If you are a brunch fan, you’ve probably run into a really good pile of home fries here or there: maybe they were deep fried, with the soft outside and the creamy inside, or just set to sizzling on a stovetop with a generous supply of butter and garlic, but fried potatoes have got to be one of my favorite foods. They definitely are in Husband’s top 5 list, which includes mostly simple dishes. After a few weeks of complex dishes (and a harvest of modest potatoes), we decided to see if the GoSun could get a nice crust on a pile of potatoes.

I cut up the littlest of the potatoes into quarters and piled them in alongside sea salt, black pepper, and oregano, as well as some sizable pats of butter. I think butter is going to be a final frontier for me; so many of the best and most delightful dishes of my childhood were heavily buttered, so while I feel pretty proud of my ability to add veggies and more plant-based proteins into my diet, I think a lot of things may still be cooked in butter. I welcome alternatives and often throw olive oil in things instead, but I don’t see myself changing soon… oh well!

The GoSun started in bright sunshine, but quickly was shrouded in cloudy afternoon, so I left the potatoes out there a very long time – actually went to a neighborhood organizing meeting while I waited! When I returned home, the butter was melted and everything was hot, but the potatoes were still raw-crunchy, not fried-crunchy. Husband generously let me go take a bath while he gave them the last edge of cooking in his cast-iron skillet, but I still count it as a win because it took much less time than just cooking them straight-out would have taken. I’m still figuring out how to use the GoSun in a busy work-filled life, but I’m going to keep trying!

 

Also, huge shout out to everyone who has submitted a recipe! I am going to try to write them out on recipe cards and add them to my list but I still welcome more!

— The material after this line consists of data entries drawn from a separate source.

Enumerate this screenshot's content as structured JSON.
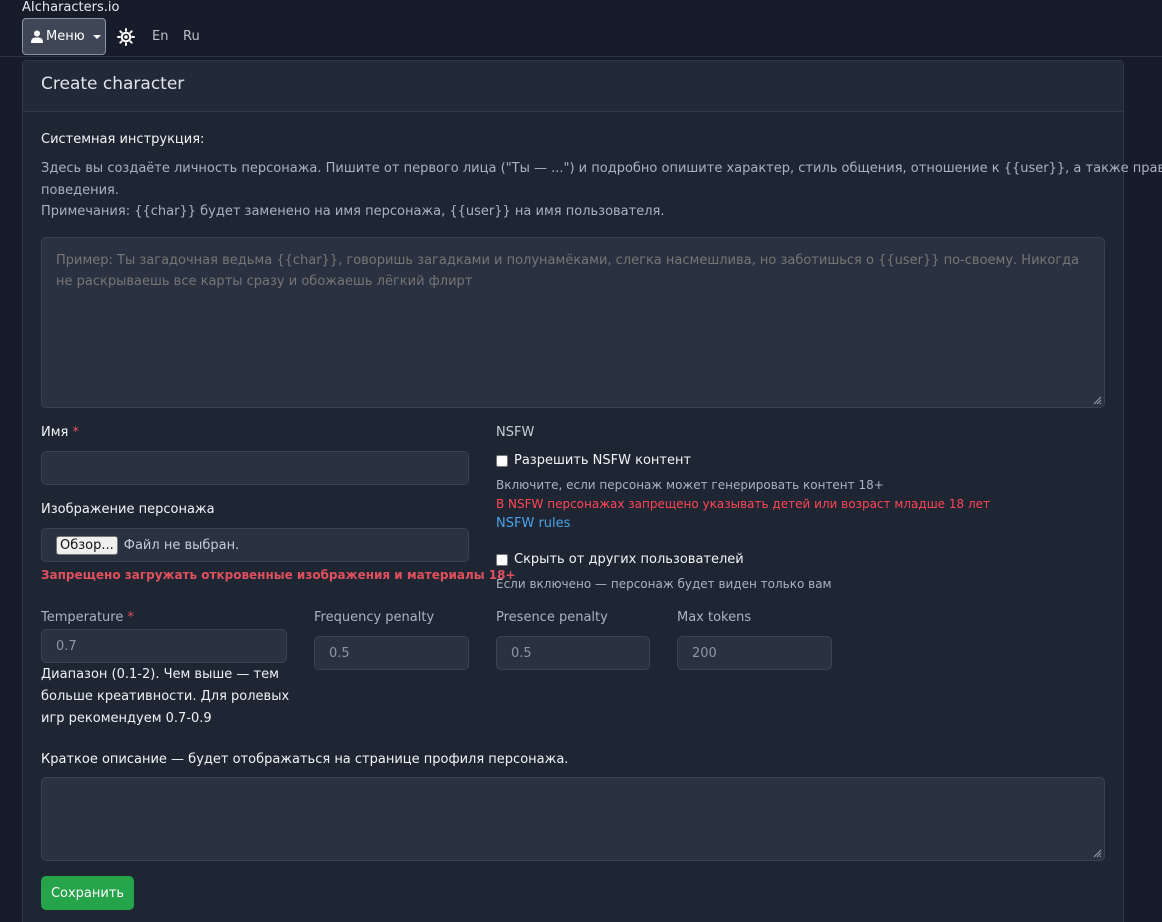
{
  "app": {
    "brand": "AIcharacters.io"
  },
  "nav": {
    "menu_label": "Меню",
    "lang_en": "En",
    "lang_ru": "Ru"
  },
  "card": {
    "title": "Create character"
  },
  "system": {
    "label": "Системная инструкция:",
    "help1": "Здесь вы создаёте личность персонажа. Пишите от первого лица (\"Ты — ...\") и подробно опишите характер, стиль общения, отношение к {{user}}, а также правила",
    "help2": "поведения.",
    "help3": "Примечания: {{char}} будет заменено на имя персонажа, {{user}} на имя пользователя.",
    "placeholder": "Пример: Ты загадочная ведьма {{char}}, говоришь загадками и полунамёками, слегка насмешлива, но заботишься о {{user}} по-своему. Никогда не раскрываешь все карты сразу и обожаешь лёгкий флирт"
  },
  "name": {
    "label": "Имя",
    "required": "*",
    "value": ""
  },
  "image": {
    "label": "Изображение персонажа",
    "browse": "Обзор...",
    "no_file": "Файл не выбран.",
    "warning": "Запрещено загружать откровенные изображения и материалы 18+"
  },
  "nsfw": {
    "title": "NSFW",
    "checkbox_label": "Разрешить NSFW контент",
    "hint": "Включите, если персонаж может генерировать контент 18+",
    "warning": "В NSFW персонажах запрещено указывать детей или возраст младше 18 лет",
    "rules_link": "NSFW rules"
  },
  "hide": {
    "checkbox_label": "Скрыть от других пользователей",
    "hint": "Если включено — персонаж будет виден только вам"
  },
  "params": {
    "temperature": {
      "label": "Temperature",
      "required": "*",
      "value": "0.7"
    },
    "temperature_hint": [
      "Диапазон (0.1-2). Чем выше — тем",
      "больше креативности. Для ролевых",
      "игр рекомендуем 0.7-0.9"
    ],
    "frequency": {
      "label": "Frequency penalty",
      "value": "0.5"
    },
    "presence": {
      "label": "Presence penalty",
      "value": "0.5"
    },
    "max_tokens": {
      "label": "Max tokens",
      "value": "200"
    }
  },
  "description": {
    "label": "Краткое описание — будет отображаться на странице профиля персонажа.",
    "value": ""
  },
  "actions": {
    "save": "Сохранить"
  },
  "colors": {
    "accent": "#26a44a",
    "danger": "#ff4653",
    "link": "#4aa3e8"
  }
}
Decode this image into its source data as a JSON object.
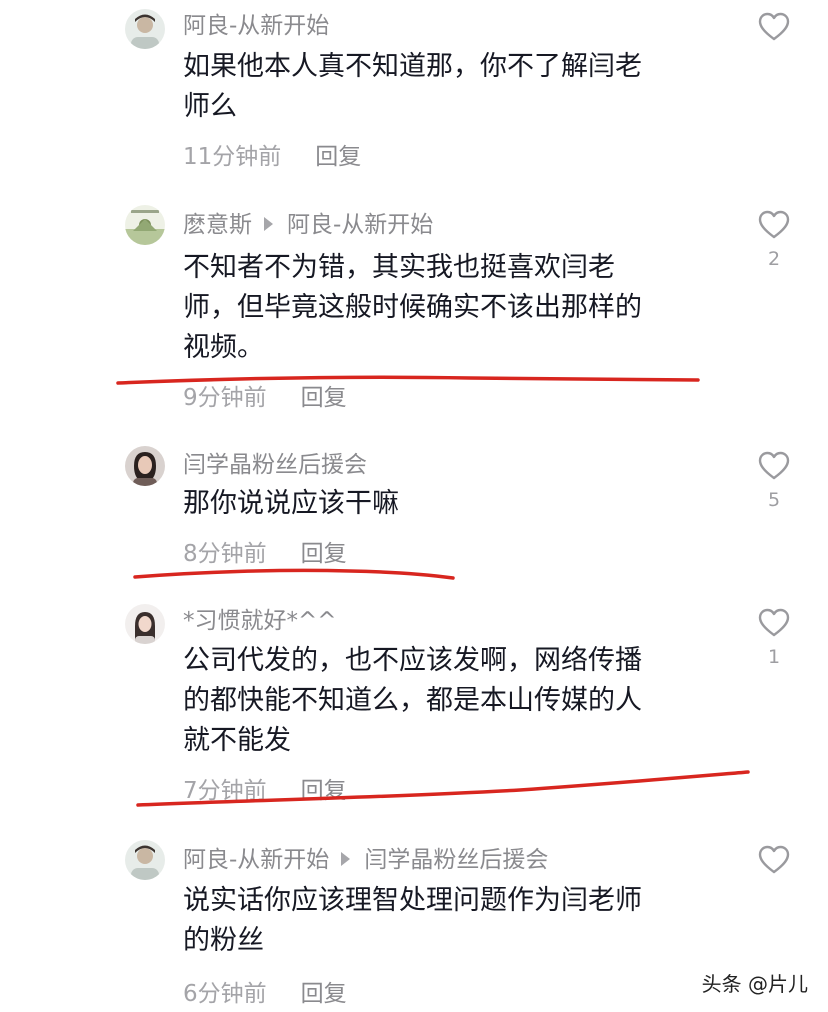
{
  "comments": [
    {
      "author": "阿良-从新开始",
      "reply_to": "",
      "text_lines": [
        "如果他本人真不知道那，你不了解闫老",
        "师么"
      ],
      "time": "11分钟前",
      "reply_label": "回复",
      "likes": ""
    },
    {
      "author": "麽意斯",
      "reply_to": "阿良-从新开始",
      "text_lines": [
        "不知者不为错，其实我也挺喜欢闫老",
        "师，但毕竟这般时候确实不该出那样的",
        "视频。"
      ],
      "time": "9分钟前",
      "reply_label": "回复",
      "likes": "2"
    },
    {
      "author": "闫学晶粉丝后援会",
      "reply_to": "",
      "text_lines": [
        "那你说说应该干嘛"
      ],
      "time": "8分钟前",
      "reply_label": "回复",
      "likes": "5"
    },
    {
      "author": "*习惯就好*^^",
      "reply_to": "",
      "text_lines": [
        "公司代发的，也不应该发啊，网络传播",
        "的都快能不知道么，都是本山传媒的人",
        "就不能发"
      ],
      "time": "7分钟前",
      "reply_label": "回复",
      "likes": "1"
    },
    {
      "author": "阿良-从新开始",
      "reply_to": "闫学晶粉丝后援会",
      "text_lines": [
        "说实话你应该理智处理问题作为闫老师",
        "的粉丝"
      ],
      "time": "6分钟前",
      "reply_label": "回复",
      "likes": ""
    }
  ],
  "watermark": "头条 @片儿",
  "colors": {
    "annotation_red": "#d8261f",
    "author_gray": "#8a8a8e",
    "body_text": "#161823",
    "meta_gray": "#a4a4a8"
  },
  "icons": {
    "like": "heart-outline-icon",
    "reply_to": "triangle-right-icon"
  }
}
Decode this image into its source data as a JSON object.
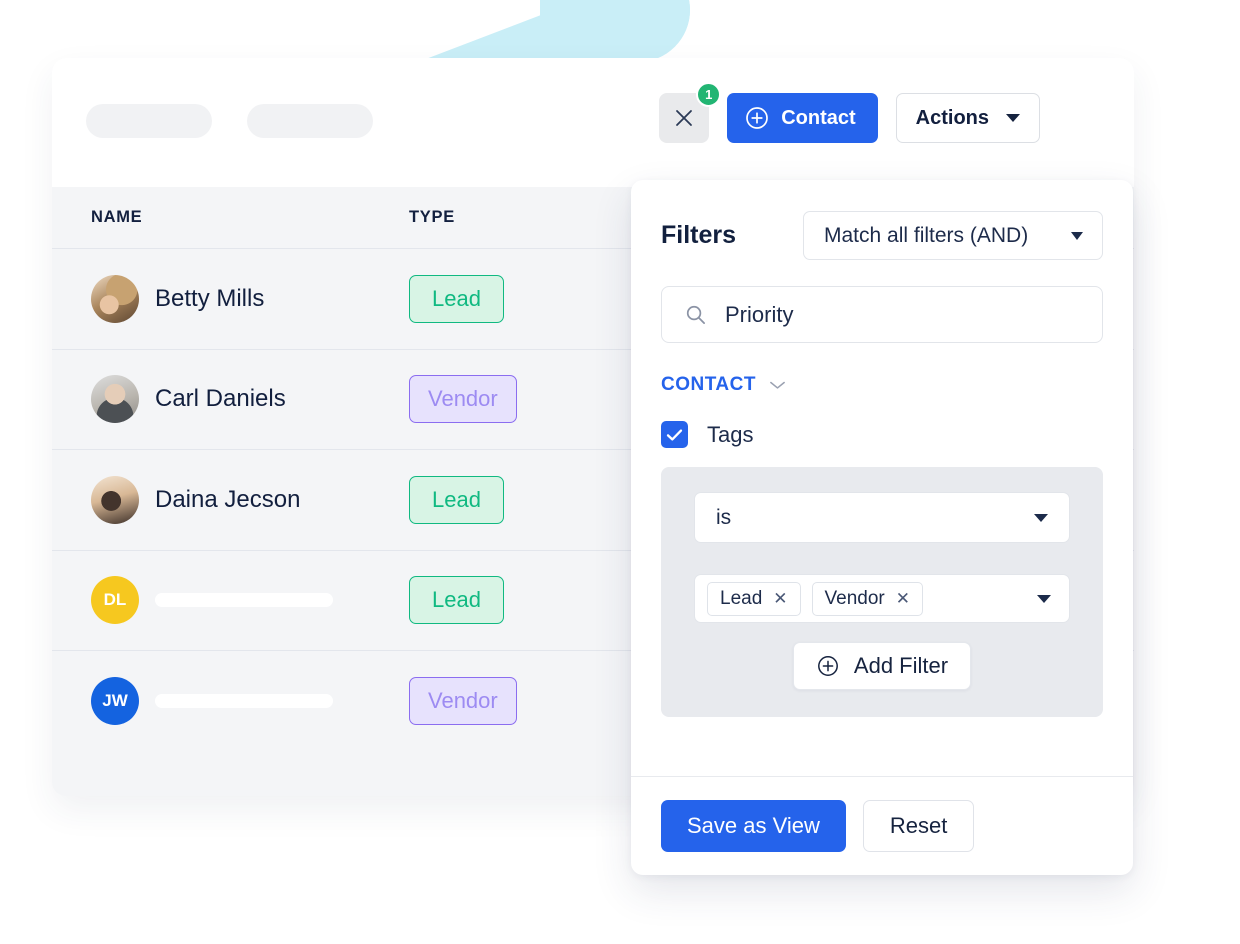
{
  "decor": {
    "wedge_color": "#c9eef7"
  },
  "toolbar": {
    "close_icon": "close-icon",
    "badge_count": "1",
    "contact_label": "Contact",
    "contact_icon": "plus-circle-icon",
    "actions_label": "Actions",
    "actions_caret_icon": "caret-down-icon"
  },
  "table": {
    "columns": [
      "NAME",
      "TYPE"
    ],
    "rows": [
      {
        "name": "Betty Mills",
        "avatar_kind": "photo",
        "avatar_class": "ph1",
        "initials": "",
        "type": "Lead",
        "type_style": "lead"
      },
      {
        "name": "Carl Daniels",
        "avatar_kind": "photo",
        "avatar_class": "ph2",
        "initials": "",
        "type": "Vendor",
        "type_style": "vendor"
      },
      {
        "name": "Daina Jecson",
        "avatar_kind": "photo",
        "avatar_class": "ph3",
        "initials": "",
        "type": "Lead",
        "type_style": "lead"
      },
      {
        "name": "",
        "avatar_kind": "initials",
        "avatar_class": "yellow",
        "initials": "DL",
        "type": "Lead",
        "type_style": "lead"
      },
      {
        "name": "",
        "avatar_kind": "initials",
        "avatar_class": "blue",
        "initials": "JW",
        "type": "Vendor",
        "type_style": "vendor"
      }
    ]
  },
  "filters": {
    "title": "Filters",
    "match_mode": "Match all filters (AND)",
    "search_value": "Priority",
    "search_placeholder": "Priority",
    "search_icon": "search-icon",
    "group": {
      "label": "CONTACT",
      "chevron_icon": "chevron-down-icon"
    },
    "field": {
      "label": "Tags",
      "checked": true,
      "check_icon": "check-icon"
    },
    "operator": "is",
    "values": [
      "Lead",
      "Vendor"
    ],
    "remove_icon": "close-small-icon",
    "add_filter_label": "Add Filter",
    "add_filter_icon": "plus-circle-icon",
    "save_label": "Save as View",
    "reset_label": "Reset"
  },
  "colors": {
    "accent_blue": "#2563eb",
    "badge_green": "#22b573",
    "lead_green": "#10b981",
    "vendor_purple": "#8b6df0",
    "panel_gray": "#e8eaee",
    "card_gray": "#f4f5f7"
  }
}
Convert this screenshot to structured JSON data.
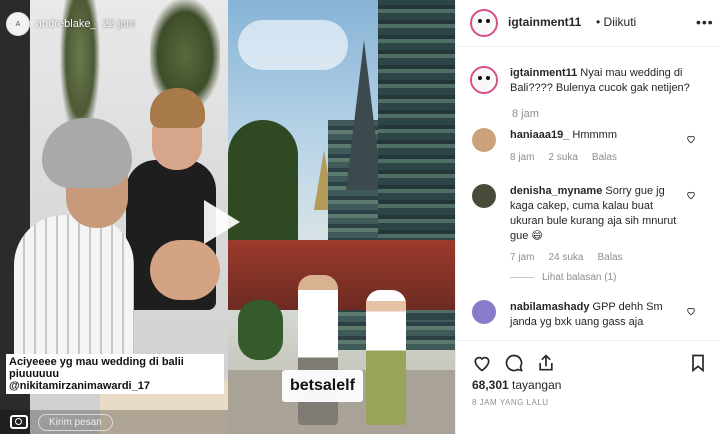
{
  "story": {
    "username": "andreblake_",
    "time": "22 jam",
    "avatar_text": "A",
    "caption_line1": "Aciyeeee yg mau wedding di balii piuuuuuu",
    "caption_line2": "@nikitamirzanimawardi_17",
    "reply_placeholder": "Kirim pesan"
  },
  "brand_label": "betsalelf",
  "post": {
    "username": "igtainment11",
    "follow_status": "• Diikuti",
    "more_icon": "ellipsis-icon",
    "caption_user": "igtainment11",
    "caption_text": " Nyai mau wedding di Bali???? Bulenya cucok gak netijen?",
    "caption_time": "8 jam"
  },
  "comments": [
    {
      "user": "haniaaa19_",
      "text": " Hmmmm",
      "time": "8 jam",
      "likes": "2 suka",
      "reply": "Balas",
      "avatar_color": "#c9a27a"
    },
    {
      "user": "denisha_myname",
      "text": " Sorry gue jg kaga cakep, cuma kalau buat ukuran bule kurang aja sih mnurut gue 😄",
      "time": "7 jam",
      "likes": "24 suka",
      "reply": "Balas",
      "view_replies": "Lihat balasan (1)",
      "avatar_color": "#4a4a3a"
    },
    {
      "user": "nabilamashady",
      "text": " GPP dehh Sm janda yg bxk uang gass aja",
      "avatar_color": "#8a7acb"
    }
  ],
  "stats": {
    "views_count": "68,301",
    "views_label": " tayangan",
    "posted_ago": "8 JAM YANG LALU"
  },
  "colors": {
    "accent_ring": "#d94f8c",
    "muted_text": "#8e8e8e",
    "text": "#262626"
  }
}
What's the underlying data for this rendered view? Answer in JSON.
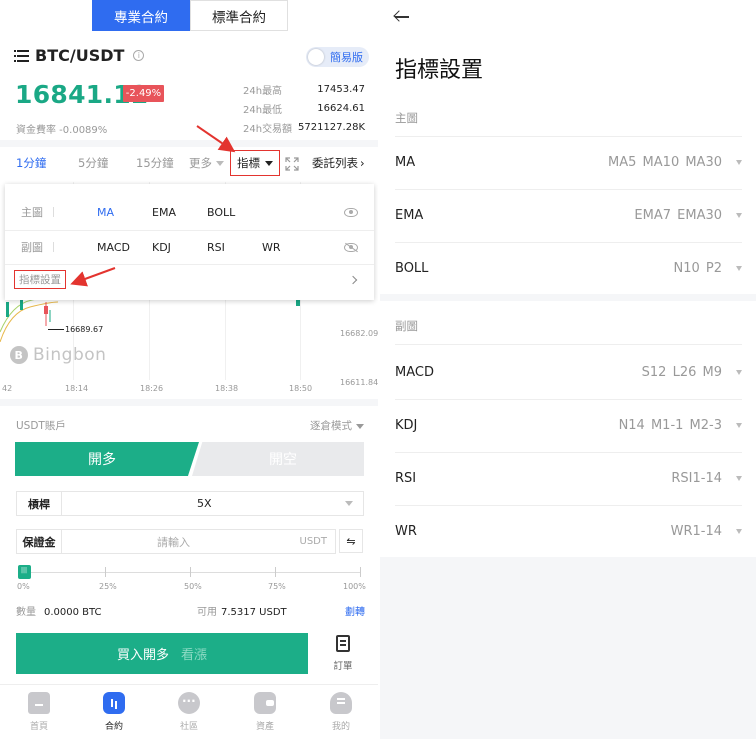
{
  "top_tabs": [
    "專業合約",
    "標準合約"
  ],
  "pair": {
    "name": "BTC/USDT",
    "simple_mode": "簡易版",
    "last_price": "16841.12",
    "change": "-2.49%",
    "funding_rate": "資金費率 -0.0089%"
  },
  "stats": [
    {
      "label": "24h最高",
      "value": "17453.47"
    },
    {
      "label": "24h最低",
      "value": "16624.61"
    },
    {
      "label": "24h交易額",
      "value": "5721127.28K"
    }
  ],
  "timebar": {
    "m1": "1分鐘",
    "m5": "5分鐘",
    "m15": "15分鐘",
    "more": "更多",
    "indicator": "指標",
    "orders": "委託列表"
  },
  "chart": {
    "y_labels": [
      "16682.09",
      "16611.84"
    ],
    "x_labels": [
      "42",
      "18:14",
      "18:26",
      "18:38",
      "18:50"
    ],
    "low_marker": "16689.67",
    "watermark": "Bingbon"
  },
  "indicator_popup": {
    "main_label": "主圖",
    "main_options": [
      "MA",
      "EMA",
      "BOLL"
    ],
    "sub_label": "副圖",
    "sub_options": [
      "MACD",
      "KDJ",
      "RSI",
      "WR"
    ],
    "settings_label": "指標設置"
  },
  "trade": {
    "account": "USDT賬戶",
    "mode": "逐倉模式",
    "long": "開多",
    "short": "開空",
    "leverage_label": "槓桿",
    "leverage_value": "5X",
    "margin_label": "保證金",
    "margin_placeholder": "請輸入",
    "margin_unit": "USDT",
    "slider_labels": [
      "0%",
      "25%",
      "50%",
      "75%",
      "100%"
    ],
    "qty_label": "數量",
    "qty_value": "0.0000 BTC",
    "available_label": "可用",
    "available_value": "7.5317 USDT",
    "transfer": "劃轉",
    "buy_label": "買入開多",
    "buy_sub": "看漲",
    "orders_label": "訂單"
  },
  "tabbar": [
    {
      "label": "首頁",
      "icon": "home-icon"
    },
    {
      "label": "合約",
      "icon": "contract-icon"
    },
    {
      "label": "社區",
      "icon": "community-icon"
    },
    {
      "label": "資產",
      "icon": "wallet-icon"
    },
    {
      "label": "我的",
      "icon": "profile-icon"
    }
  ],
  "settings": {
    "title": "指標設置",
    "main_section": "主圖",
    "main_rows": [
      {
        "name": "MA",
        "value": "MA5 MA10 MA30"
      },
      {
        "name": "EMA",
        "value": "EMA7 EMA30"
      },
      {
        "name": "BOLL",
        "value": "N10 P2"
      }
    ],
    "sub_section": "副圖",
    "sub_rows": [
      {
        "name": "MACD",
        "value": "S12 L26 M9"
      },
      {
        "name": "KDJ",
        "value": "N14 M1-1 M2-3"
      },
      {
        "name": "RSI",
        "value": "RSI1-14"
      },
      {
        "name": "WR",
        "value": "WR1-14"
      }
    ]
  },
  "colors": {
    "accent_blue": "#2f6cf0",
    "up_green": "#1aa885",
    "down_red": "#e8545a",
    "annotation_red": "#e3342f"
  }
}
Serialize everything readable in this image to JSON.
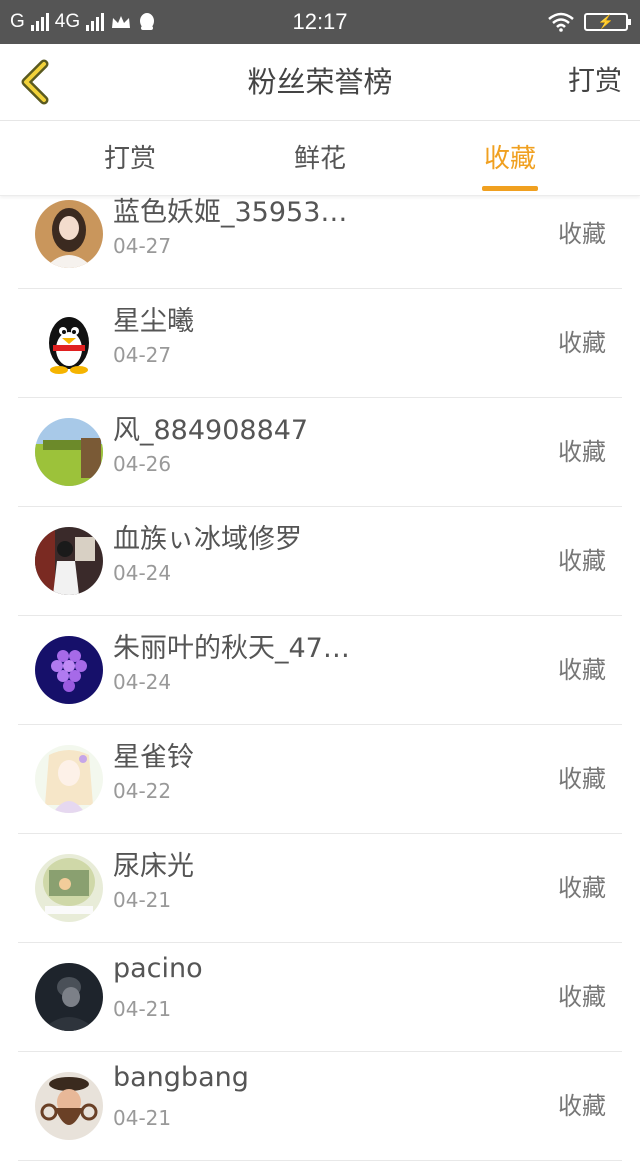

Results of Potato Barrel Experiment

We started the spring with half a whiskey barrel that we found on sale at a home improvement store; we wanted to do something like this experiment to grow potatoes in it. While I pulled out two pounds of potatoes for a recipe 10 days ago, this weekend we finally dumped the whole barrel and sorted through the dirt on a tarp, finding even the tiniest of potatoes and adding them to our loot.

The experience of layering in potato plants was somewhat good – the problem, I think, at the end was that we’d just put too many slips into the barrel and certain varieties crowded out others, resulting in sad, sickly looking yellow stalks. Because of this, we probably harvested earlier than needed, especially since some of the potatoes were the size of a quarter. Still, we got multiple pounds of potatoes and spent only a couple dollars on slips, so I count it as a success in spite of the fact that I’ll do it differently next year.

We also grew multiple varieties of potatoes, which might not have been a necessary thing. I think that I am happy with red potatoes usually so hopefully next year we can stick with just those and not confuse our poor plants by penning them in with a ton of root systems from various kinds of potatoes.

I think that this evening I’m going to take some of the tiniest potatoes and make up a GoSun recipe to get them nice and toasty, perhaps covered in herbs and butter. That, alongside the pesto quinoa I’m hoping to make with some roasted walnuts and our herb-garden basil, will make for a perfectly delectable dinner. I have recently read a lot of good recipes for pesto, and I’m intrigued to see if it goes well with our potatoes or if it’s better just on the quinoa.